··· Records provided

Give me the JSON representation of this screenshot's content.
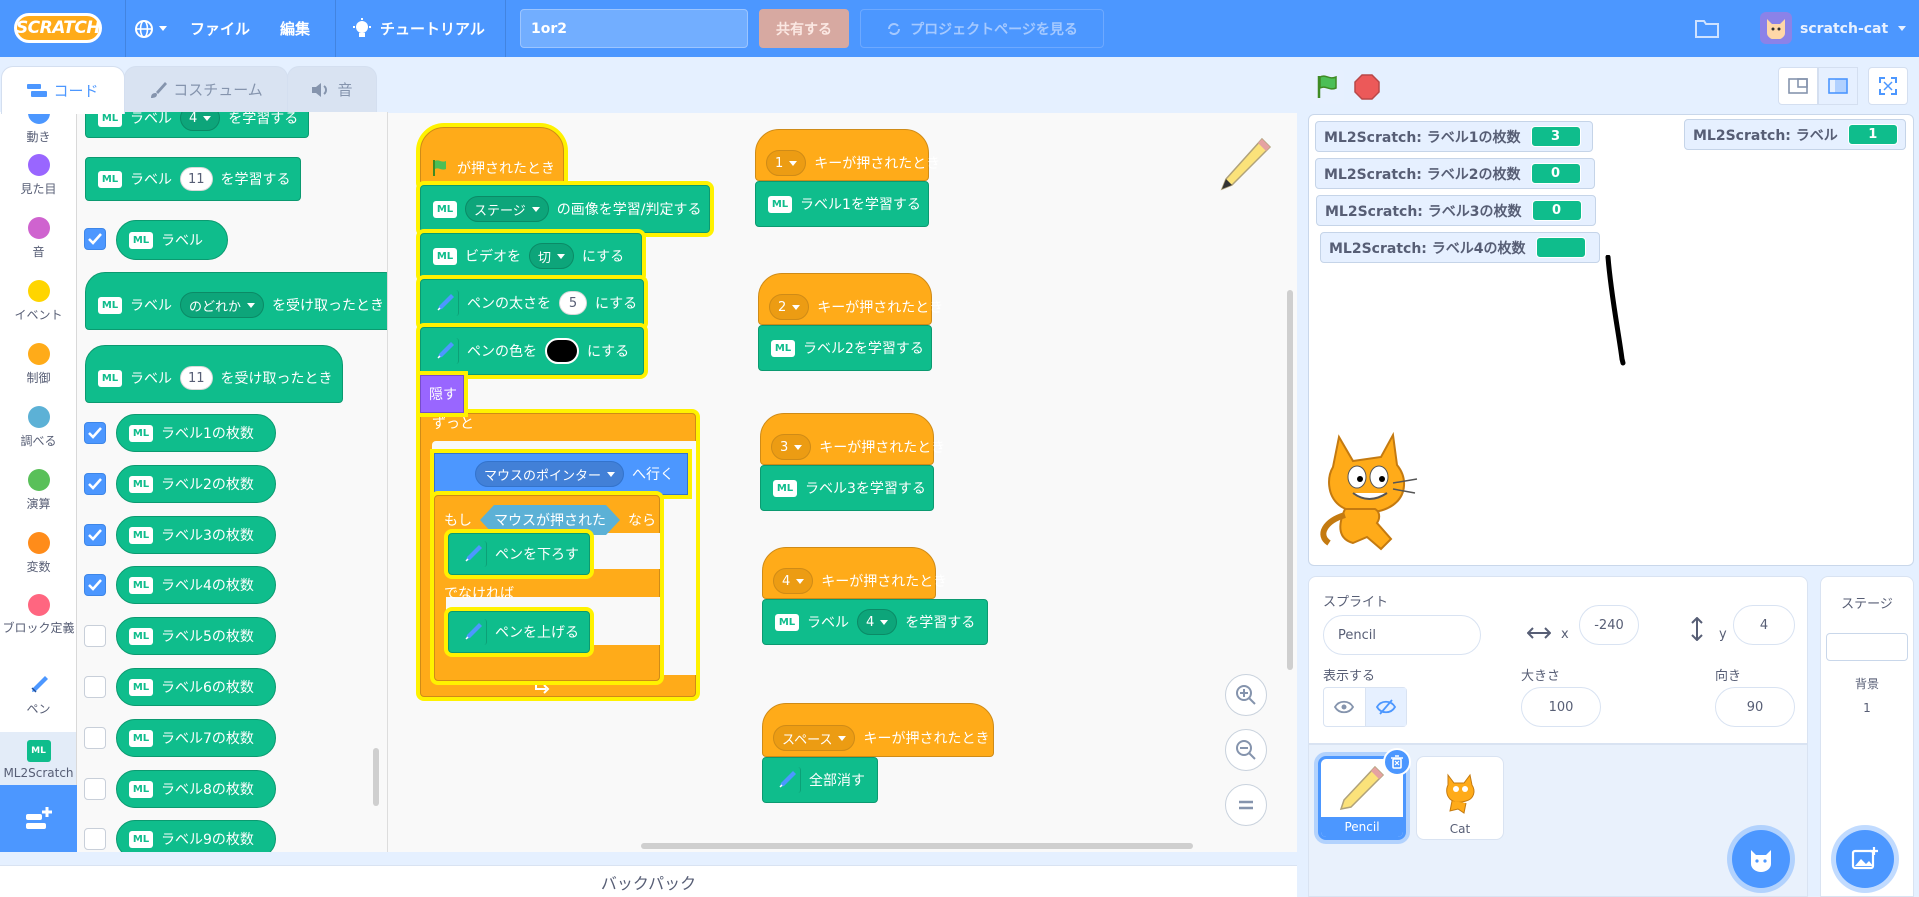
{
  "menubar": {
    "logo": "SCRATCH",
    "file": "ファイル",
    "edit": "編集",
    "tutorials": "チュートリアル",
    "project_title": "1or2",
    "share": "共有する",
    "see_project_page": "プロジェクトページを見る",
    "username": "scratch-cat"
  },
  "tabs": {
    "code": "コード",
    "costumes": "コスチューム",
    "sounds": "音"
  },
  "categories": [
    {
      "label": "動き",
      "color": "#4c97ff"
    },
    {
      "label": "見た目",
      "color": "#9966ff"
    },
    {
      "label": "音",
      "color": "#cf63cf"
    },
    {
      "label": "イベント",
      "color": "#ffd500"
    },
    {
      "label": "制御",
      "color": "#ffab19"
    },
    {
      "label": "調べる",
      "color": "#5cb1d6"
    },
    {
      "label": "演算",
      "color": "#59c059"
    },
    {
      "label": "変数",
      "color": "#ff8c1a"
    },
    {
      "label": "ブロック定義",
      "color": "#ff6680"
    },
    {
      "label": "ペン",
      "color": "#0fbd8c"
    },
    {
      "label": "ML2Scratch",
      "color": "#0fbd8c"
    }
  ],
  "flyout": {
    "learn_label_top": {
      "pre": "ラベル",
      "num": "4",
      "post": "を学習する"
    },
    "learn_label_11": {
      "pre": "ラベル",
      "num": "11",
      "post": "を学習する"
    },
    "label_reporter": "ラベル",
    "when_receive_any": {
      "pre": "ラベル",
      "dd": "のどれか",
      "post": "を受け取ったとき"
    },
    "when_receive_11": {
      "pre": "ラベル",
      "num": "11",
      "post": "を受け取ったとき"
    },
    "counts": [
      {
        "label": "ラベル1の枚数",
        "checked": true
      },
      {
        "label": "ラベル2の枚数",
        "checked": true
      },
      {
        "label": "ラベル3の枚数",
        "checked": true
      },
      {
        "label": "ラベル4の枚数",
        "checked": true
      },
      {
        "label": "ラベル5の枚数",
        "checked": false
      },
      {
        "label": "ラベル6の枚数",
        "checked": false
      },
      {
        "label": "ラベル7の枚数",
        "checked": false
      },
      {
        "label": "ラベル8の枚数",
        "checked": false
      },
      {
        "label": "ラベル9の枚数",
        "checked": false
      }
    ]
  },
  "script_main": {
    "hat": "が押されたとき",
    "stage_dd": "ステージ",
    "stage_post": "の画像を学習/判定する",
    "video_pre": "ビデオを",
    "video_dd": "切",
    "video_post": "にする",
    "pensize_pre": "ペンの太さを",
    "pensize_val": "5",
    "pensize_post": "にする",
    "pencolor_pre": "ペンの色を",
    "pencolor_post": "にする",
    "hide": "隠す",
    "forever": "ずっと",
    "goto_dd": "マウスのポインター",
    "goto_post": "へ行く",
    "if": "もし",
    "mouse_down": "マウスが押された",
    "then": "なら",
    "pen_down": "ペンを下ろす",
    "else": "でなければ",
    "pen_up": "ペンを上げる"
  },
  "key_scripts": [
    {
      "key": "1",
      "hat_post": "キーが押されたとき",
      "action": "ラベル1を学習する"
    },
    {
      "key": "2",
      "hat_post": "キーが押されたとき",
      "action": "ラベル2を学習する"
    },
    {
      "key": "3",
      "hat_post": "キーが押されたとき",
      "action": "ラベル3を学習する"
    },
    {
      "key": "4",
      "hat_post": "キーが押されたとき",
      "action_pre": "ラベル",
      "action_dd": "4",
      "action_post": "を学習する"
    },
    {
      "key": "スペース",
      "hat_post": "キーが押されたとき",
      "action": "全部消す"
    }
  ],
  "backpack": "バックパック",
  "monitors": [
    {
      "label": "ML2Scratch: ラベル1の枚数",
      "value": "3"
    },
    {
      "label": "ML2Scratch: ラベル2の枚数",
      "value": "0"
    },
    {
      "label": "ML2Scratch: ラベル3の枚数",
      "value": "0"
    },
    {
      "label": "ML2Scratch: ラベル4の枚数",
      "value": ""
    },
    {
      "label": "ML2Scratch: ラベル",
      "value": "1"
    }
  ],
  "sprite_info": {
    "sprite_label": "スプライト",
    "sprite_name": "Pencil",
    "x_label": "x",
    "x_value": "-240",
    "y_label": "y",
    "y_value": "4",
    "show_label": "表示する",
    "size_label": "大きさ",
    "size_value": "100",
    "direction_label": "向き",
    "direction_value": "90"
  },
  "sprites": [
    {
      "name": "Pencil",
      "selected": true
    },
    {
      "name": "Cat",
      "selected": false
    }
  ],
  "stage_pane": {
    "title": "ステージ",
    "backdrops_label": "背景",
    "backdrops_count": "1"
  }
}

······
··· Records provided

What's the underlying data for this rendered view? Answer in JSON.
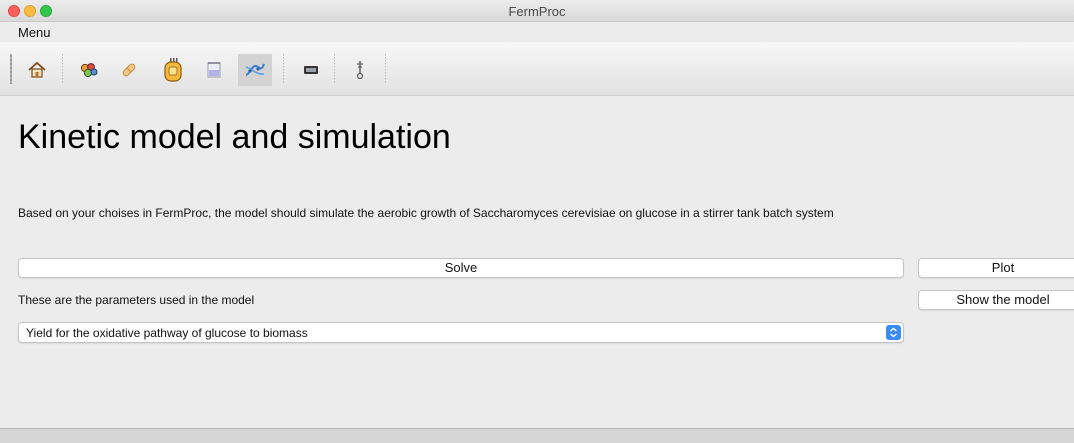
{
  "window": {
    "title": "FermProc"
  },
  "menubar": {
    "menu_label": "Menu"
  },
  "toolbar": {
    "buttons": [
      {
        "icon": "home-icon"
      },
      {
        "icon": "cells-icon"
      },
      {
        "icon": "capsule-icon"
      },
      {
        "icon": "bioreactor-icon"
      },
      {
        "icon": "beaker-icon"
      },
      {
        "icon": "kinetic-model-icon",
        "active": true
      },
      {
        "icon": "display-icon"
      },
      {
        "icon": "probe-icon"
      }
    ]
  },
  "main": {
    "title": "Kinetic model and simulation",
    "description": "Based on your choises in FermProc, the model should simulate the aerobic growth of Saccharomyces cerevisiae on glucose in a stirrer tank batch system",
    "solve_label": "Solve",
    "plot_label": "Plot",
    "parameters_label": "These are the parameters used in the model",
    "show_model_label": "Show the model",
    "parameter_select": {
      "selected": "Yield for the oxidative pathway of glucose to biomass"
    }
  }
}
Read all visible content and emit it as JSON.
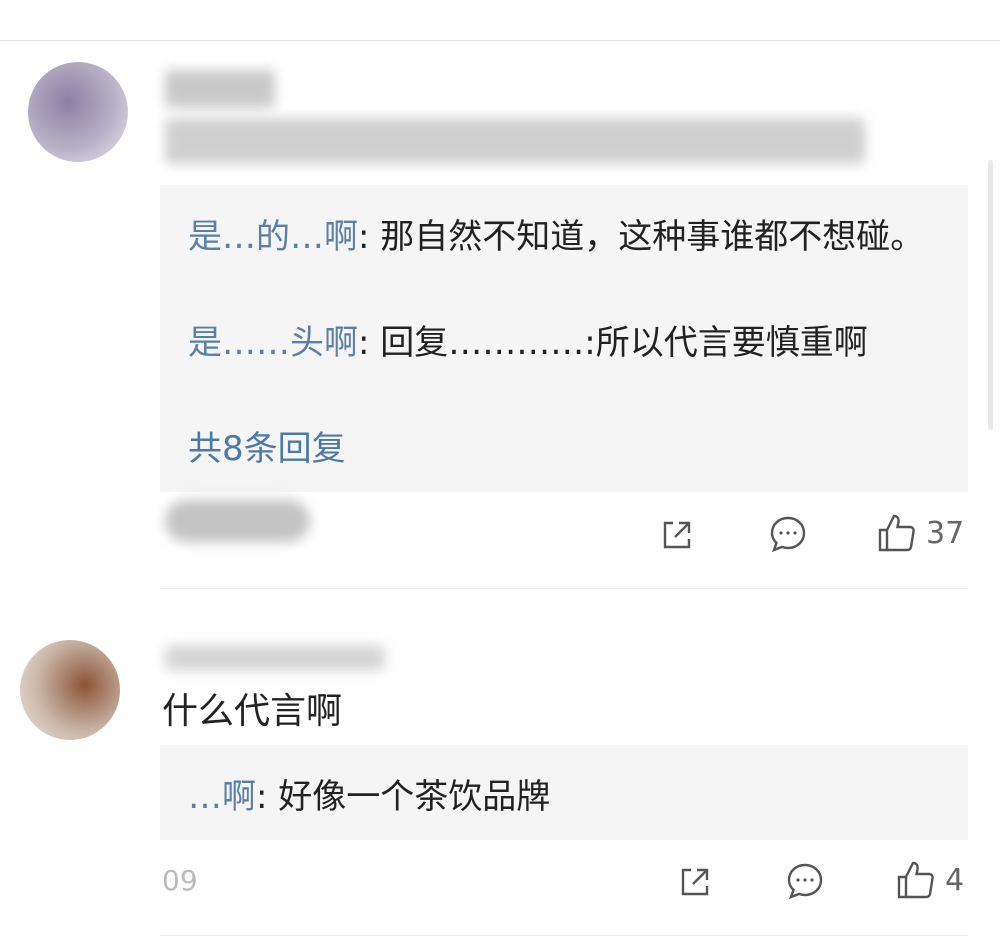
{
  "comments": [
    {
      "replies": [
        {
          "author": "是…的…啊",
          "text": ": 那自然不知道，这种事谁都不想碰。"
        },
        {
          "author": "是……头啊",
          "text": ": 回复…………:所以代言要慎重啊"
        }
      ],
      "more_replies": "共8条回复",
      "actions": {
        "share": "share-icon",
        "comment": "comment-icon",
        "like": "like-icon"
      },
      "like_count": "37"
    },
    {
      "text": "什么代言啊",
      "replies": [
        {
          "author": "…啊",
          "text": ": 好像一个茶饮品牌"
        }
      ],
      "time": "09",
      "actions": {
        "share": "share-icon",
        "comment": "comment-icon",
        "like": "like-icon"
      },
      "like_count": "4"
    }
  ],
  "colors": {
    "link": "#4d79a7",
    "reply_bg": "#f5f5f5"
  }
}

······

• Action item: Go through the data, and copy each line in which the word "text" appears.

• The answer:
          "text": ": 那自然不知道，这种事谁都不想碰。"
          "text": ": 回复…………:所以代言要慎重啊"
      "text": "什么代言啊",
          "text": ": 好像一个茶饮品牌"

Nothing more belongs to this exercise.